Guidelines from the Centers for Disease Control and Prevention that make the rounds this week on the Internet clarify what we know about the transmission of coronavirus.
The virus does not spread easily through contaminated surfaces, according to C.D.C. For those who were worried about wiping out food bags or disinfecting mail packages, news headlines that highlighted this guidance in recent days may have led to some relief.
The coronavirus is believed to be mainly spread from one person to another, usually through drops when an infected person sneezes, coughs or speaks up close – even if the person does not show symptoms.
“The virus that causes Covid-19 spreads very easily and sustainably between humans,” says C.D.C. says on his website. “Information from the ongoing Covid-19 pandemic indicates that this virus is spreading more effectively than influenza, but not as effectively as measles, which is highly contagious.”
The website also says that people can get infected by “touching a surface or object that has the virus on it and then touching their own mouth, nose or possibly their eyes.” But they are “not believed to be the main way in which the virus spreads.”
The format for C.D.C. the site changed slightly this month, but the language of surfaces remained the same.

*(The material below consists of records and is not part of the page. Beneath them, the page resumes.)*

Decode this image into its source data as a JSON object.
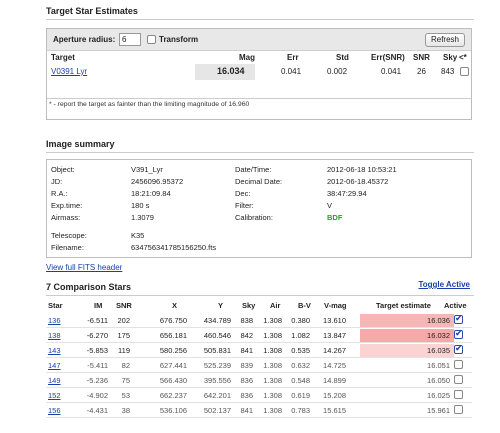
{
  "target_section": {
    "title": "Target Star Estimates",
    "aperture_label": "Aperture radius:",
    "aperture_value": "6",
    "transform_label": "Transform",
    "refresh_label": "Refresh",
    "columns": [
      "Target",
      "Mag",
      "Err",
      "Std",
      "Err(SNR)",
      "SNR",
      "Sky",
      "<*"
    ],
    "row": {
      "target": "V0391 Lyr",
      "mag": "16.034",
      "err": "0.041",
      "std": "0.002",
      "err_snr": "0.041",
      "snr": "26",
      "sky": "843"
    },
    "note": "* - report the target as fainter than the limiting magnitude of 16.960"
  },
  "summary": {
    "title": "Image summary",
    "left": [
      {
        "k": "Object:",
        "v": "V391_Lyr"
      },
      {
        "k": "JD:",
        "v": "2456096.95372"
      },
      {
        "k": "R.A.:",
        "v": "18:21:09.84"
      },
      {
        "k": "Exp.time:",
        "v": "180 s"
      },
      {
        "k": "Airmass:",
        "v": "1.3079"
      }
    ],
    "right": [
      {
        "k": "Date/Time:",
        "v": "2012-06-18 10:53:21"
      },
      {
        "k": "Decimal Date:",
        "v": "2012-06-18.45372"
      },
      {
        "k": "Dec:",
        "v": "38:47:29.94"
      },
      {
        "k": "Filter:",
        "v": "V"
      },
      {
        "k": "Calibration:",
        "v": "BDF"
      }
    ],
    "telescope_label": "Telescope:",
    "telescope": "K35",
    "filename_label": "Filename:",
    "filename": "634756341785156250.fts",
    "fits_link": "View full FITS header"
  },
  "comparison": {
    "title": "7 Comparison Stars",
    "toggle_label": "Toggle Active",
    "columns": [
      "Star",
      "IM",
      "SNR",
      "X",
      "Y",
      "Sky",
      "Air",
      "B-V",
      "V-mag",
      "Target estimate",
      "Active"
    ],
    "rows": [
      {
        "star": "136",
        "im": "-6.511",
        "snr": "202",
        "x": "676.750",
        "y": "434.789",
        "sky": "838",
        "air": "1.308",
        "bv": "0.380",
        "vmag": "13.610",
        "te": "16.036",
        "active": true,
        "shade": "#f7b6b6"
      },
      {
        "star": "138",
        "im": "-6.270",
        "snr": "175",
        "x": "656.181",
        "y": "460.546",
        "sky": "842",
        "air": "1.308",
        "bv": "1.082",
        "vmag": "13.847",
        "te": "16.032",
        "active": true,
        "shade": "#f5a9a9"
      },
      {
        "star": "143",
        "im": "-5.853",
        "snr": "119",
        "x": "580.256",
        "y": "505.831",
        "sky": "841",
        "air": "1.308",
        "bv": "0.535",
        "vmag": "14.267",
        "te": "16.035",
        "active": true,
        "shade": "#fbd3d3"
      },
      {
        "star": "147",
        "im": "-5.411",
        "snr": "82",
        "x": "627.441",
        "y": "525.239",
        "sky": "839",
        "air": "1.308",
        "bv": "0.632",
        "vmag": "14.725",
        "te": "16.051",
        "active": false,
        "shade": ""
      },
      {
        "star": "149",
        "im": "-5.236",
        "snr": "75",
        "x": "566.430",
        "y": "395.556",
        "sky": "836",
        "air": "1.308",
        "bv": "0.548",
        "vmag": "14.899",
        "te": "16.050",
        "active": false,
        "shade": ""
      },
      {
        "star": "152",
        "im": "-4.902",
        "snr": "53",
        "x": "662.237",
        "y": "642.201",
        "sky": "836",
        "air": "1.308",
        "bv": "0.619",
        "vmag": "15.208",
        "te": "16.025",
        "active": false,
        "shade": ""
      },
      {
        "star": "156",
        "im": "-4.431",
        "snr": "38",
        "x": "536.106",
        "y": "502.137",
        "sky": "841",
        "air": "1.308",
        "bv": "0.783",
        "vmag": "15.615",
        "te": "15.961",
        "active": false,
        "shade": ""
      }
    ]
  }
}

It seems to have been placed under a new sub-heading – “The virus does not spread easily in other ways” – on May 11, and more information on the difficulty of catching the virus from animals was added.
Kristen Nordlund, spokeswoman for the agency, told us The Washington Post said the audits followed an internal review and were the product of “usability testing.”
“Our transmission language has not changed,” Nordlund said. “Covid-19 is spread primarily through close contact from person to person.”
Experts at C.D.C. and elsewhere is still learning about the new coronavirus.
There are questions about how the density of virus particles can affect transmission rates. Researchers do not yet know if all the speech, cough and neon drops that carry the particles are equally contagious or whether a certain amount of virus must be transmitted in order for a person to become ill by inhaling it. A study last week found that talking alone can launch thousands of drops into the air, and that they can remain suspended for eight to 14 minutes.
It seems that the virus spreads most easily when people are in close contact with each other – for example, in a conversation – or gather in poorly ventilated spaces, said Linsey Marr, aerosol scientist at Virginia Tech.
She said that for a person to catch the virus from the surface, it seems like some things should happen. First, the virus must be transmitted to the surface in sufficient quantities. Then it must survive on that surface until it was touched by someone else. And even if it was eventually transferred to, say, a person’s finger, it would then have to survive on the skin until the person accidentally touched an eye or mouth.
“There are just a lot more conditions that need to be met in order for the transfer to take place through the touch of these items,” Dr. Marr.
And since catching coronavirus from a contaminated surface is still considered a possibility, people who prefer to wipe down bags, boxes or park benches can still do so. C.D.C. recommends that you wash your hands frequently and clean or disinfect the affected areas regularly.